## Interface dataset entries
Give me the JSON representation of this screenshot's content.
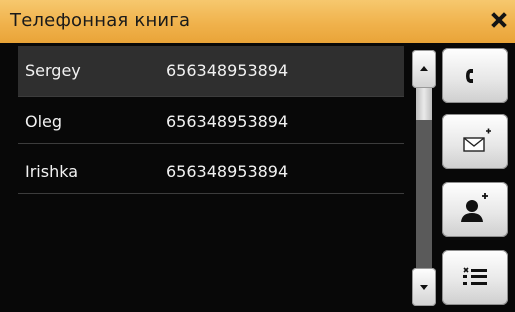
{
  "window": {
    "title": "Телефонная книга"
  },
  "contacts": [
    {
      "name": "Sergey",
      "number": "656348953894"
    },
    {
      "name": "Oleg",
      "number": "656348953894"
    },
    {
      "name": "Irishka",
      "number": "656348953894"
    }
  ],
  "selected_index": 0,
  "scrollbar": {
    "up_icon": "triangle-up-icon",
    "down_icon": "triangle-down-icon"
  },
  "actions": [
    {
      "id": "call",
      "icon": "phone-icon"
    },
    {
      "id": "message",
      "icon": "new-message-icon"
    },
    {
      "id": "add-contact",
      "icon": "add-contact-icon"
    },
    {
      "id": "delete-list",
      "icon": "delete-list-icon"
    }
  ],
  "colors": {
    "titlebar": "#f0b24c",
    "background": "#080808",
    "selected_row": "#2f2f2f"
  }
}
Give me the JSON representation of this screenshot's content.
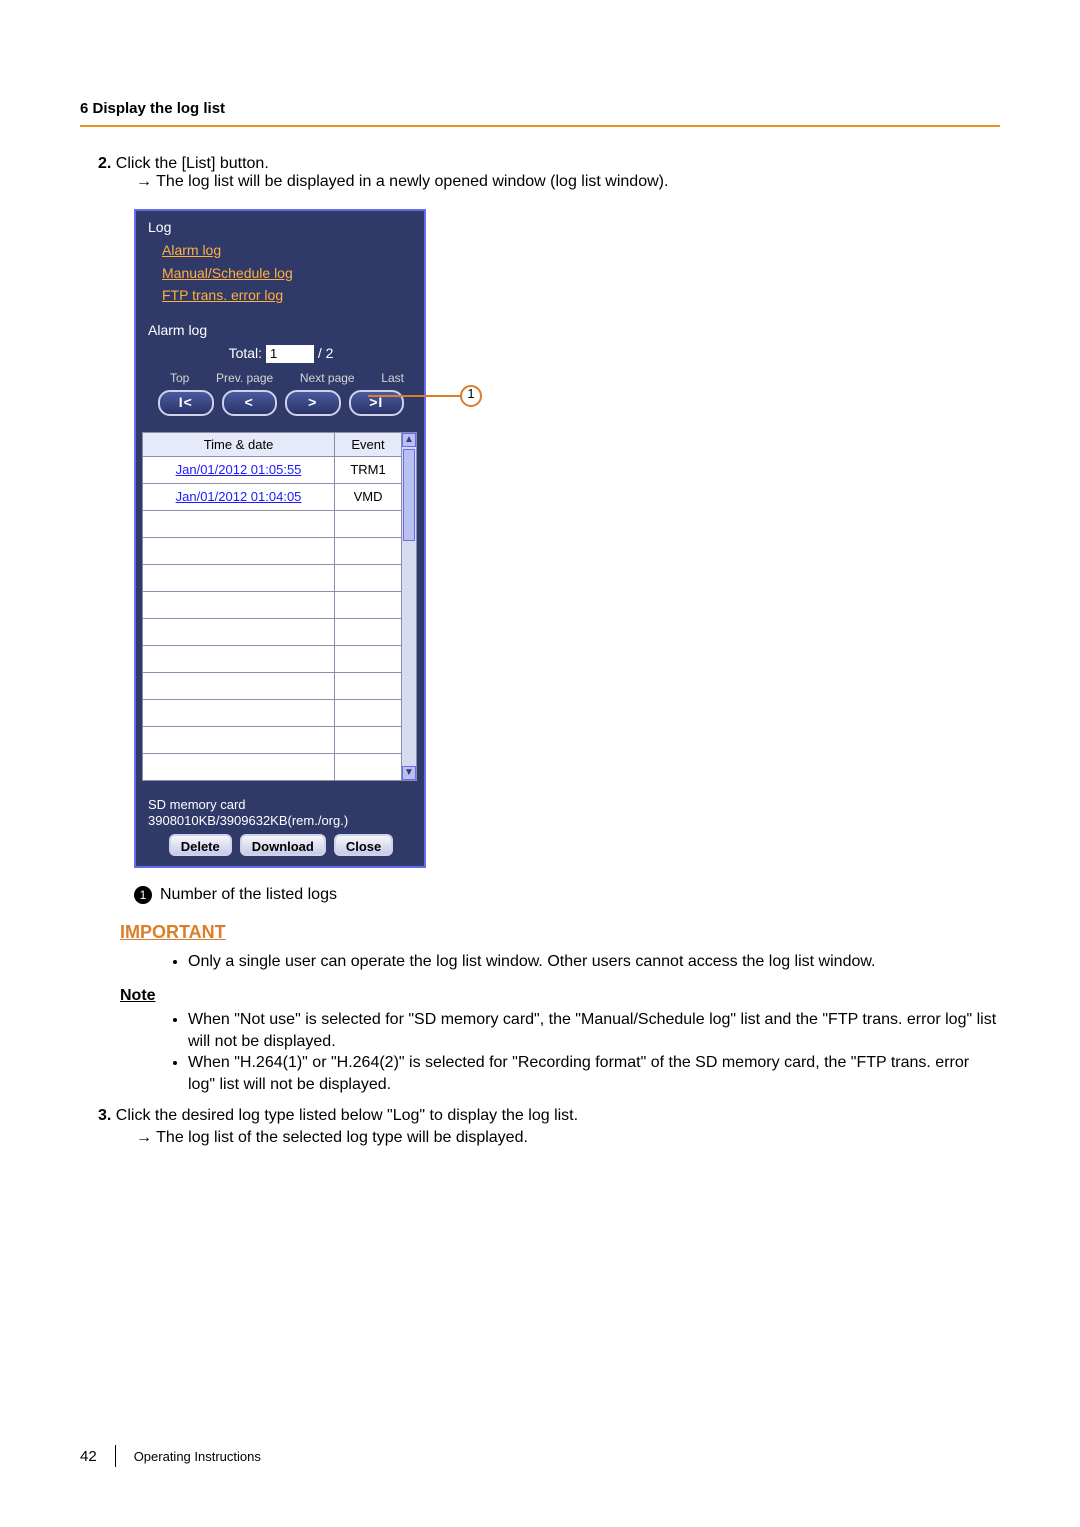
{
  "header": {
    "section_title": "6 Display the log list"
  },
  "steps": {
    "s2_num": "2.",
    "s2_text": "Click the [List] button.",
    "s2_arrow": "→ The log list will be displayed in a newly opened window (log list window).",
    "s3_num": "3.",
    "s3_text": "Click the desired log type listed below \"Log\" to display the log list.",
    "s3_arrow": "→ The log list of the selected log type will be displayed."
  },
  "panel": {
    "title": "Log",
    "links": {
      "alarm": "Alarm log",
      "manual": "Manual/Schedule log",
      "ftp": "FTP trans. error log"
    },
    "sub_title": "Alarm log",
    "total_label": "Total:",
    "total_value": "1",
    "total_suffix": "/ 2",
    "nav": {
      "top": "Top",
      "prev": "Prev. page",
      "next": "Next page",
      "last": "Last"
    },
    "table": {
      "col_dt": "Time & date",
      "col_ev": "Event",
      "rows": [
        {
          "dt": "Jan/01/2012 01:05:55",
          "ev": "TRM1"
        },
        {
          "dt": "Jan/01/2012 01:04:05",
          "ev": "VMD"
        }
      ],
      "empty_rows": 10
    },
    "sd": {
      "label": "SD memory card",
      "info": "3908010KB/3909632KB(rem./org.)",
      "delete": "Delete",
      "download": "Download",
      "close": "Close"
    }
  },
  "callout": {
    "num": "1",
    "legend_num": "1",
    "legend_text": "Number of the listed logs"
  },
  "important": {
    "title": "IMPORTANT",
    "bullet": "Only a single user can operate the log list window. Other users cannot access the log list window."
  },
  "note": {
    "title": "Note",
    "b1": "When \"Not use\" is selected for \"SD memory card\", the \"Manual/Schedule log\" list and the \"FTP trans. error log\" list will not be displayed.",
    "b2": "When \"H.264(1)\" or \"H.264(2)\" is selected for \"Recording format\" of the SD memory card, the \"FTP trans. error log\" list will not be displayed."
  },
  "footer": {
    "page": "42",
    "doc": "Operating Instructions"
  }
}
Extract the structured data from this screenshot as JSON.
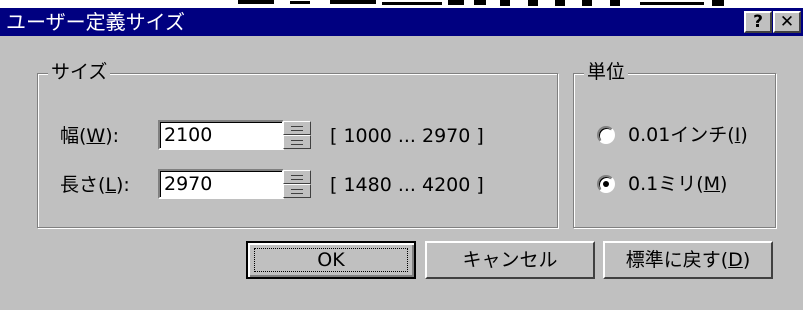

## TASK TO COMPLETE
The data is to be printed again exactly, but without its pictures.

## OUTPUT FOR THIS TASK
Give me the JSON representation of this screenshot's content.
{
  "window": {
    "title": "Телефонная книга"
  },
  "contacts": [
    {
      "name": "Sergey",
      "number": "656348953894"
    },
    {
      "name": "Oleg",
      "number": "656348953894"
    },
    {
      "name": "Irishka",
      "number": "656348953894"
    }
  ],
  "selected_index": 0,
  "scrollbar": {
    "up_icon": "triangle-up-icon",
    "down_icon": "triangle-down-icon"
  },
  "actions": [
    {
      "id": "call",
      "icon": "phone-icon"
    },
    {
      "id": "message",
      "icon": "new-message-icon"
    },
    {
      "id": "add-contact",
      "icon": "add-contact-icon"
    },
    {
      "id": "delete-list",
      "icon": "delete-list-icon"
    }
  ],
  "colors": {
    "titlebar": "#f0b24c",
    "background": "#080808",
    "selected_row": "#2f2f2f"
  }
}
Give me the JSON representation of this screenshot's content.
{
  "header": {
    "section_title": "6 Display the log list"
  },
  "steps": {
    "s2_num": "2.",
    "s2_text": "Click the [List] button.",
    "s2_arrow": "→ The log list will be displayed in a newly opened window (log list window).",
    "s3_num": "3.",
    "s3_text": "Click the desired log type listed below \"Log\" to display the log list.",
    "s3_arrow": "→ The log list of the selected log type will be displayed."
  },
  "panel": {
    "title": "Log",
    "links": {
      "alarm": "Alarm log",
      "manual": "Manual/Schedule log",
      "ftp": "FTP trans. error log"
    },
    "sub_title": "Alarm log",
    "total_label": "Total:",
    "total_value": "1",
    "total_suffix": "/ 2",
    "nav": {
      "top": "Top",
      "prev": "Prev. page",
      "next": "Next page",
      "last": "Last"
    },
    "table": {
      "col_dt": "Time & date",
      "col_ev": "Event",
      "rows": [
        {
          "dt": "Jan/01/2012 01:05:55",
          "ev": "TRM1"
        },
        {
          "dt": "Jan/01/2012 01:04:05",
          "ev": "VMD"
        }
      ],
      "empty_rows": 10
    },
    "sd": {
      "label": "SD memory card",
      "info": "3908010KB/3909632KB(rem./org.)",
      "delete": "Delete",
      "download": "Download",
      "close": "Close"
    }
  },
  "callout": {
    "num": "1",
    "legend_num": "1",
    "legend_text": "Number of the listed logs"
  },
  "important": {
    "title": "IMPORTANT",
    "bullet": "Only a single user can operate the log list window. Other users cannot access the log list window."
  },
  "note": {
    "title": "Note",
    "b1": "When \"Not use\" is selected for \"SD memory card\", the \"Manual/Schedule log\" list and the \"FTP trans. error log\" list will not be displayed.",
    "b2": "When \"H.264(1)\" or \"H.264(2)\" is selected for \"Recording format\" of the SD memory card, the \"FTP trans. error log\" list will not be displayed."
  },
  "footer": {
    "page": "42",
    "doc": "Operating Instructions"
  }
}
Extract the structured data from this screenshot as JSON.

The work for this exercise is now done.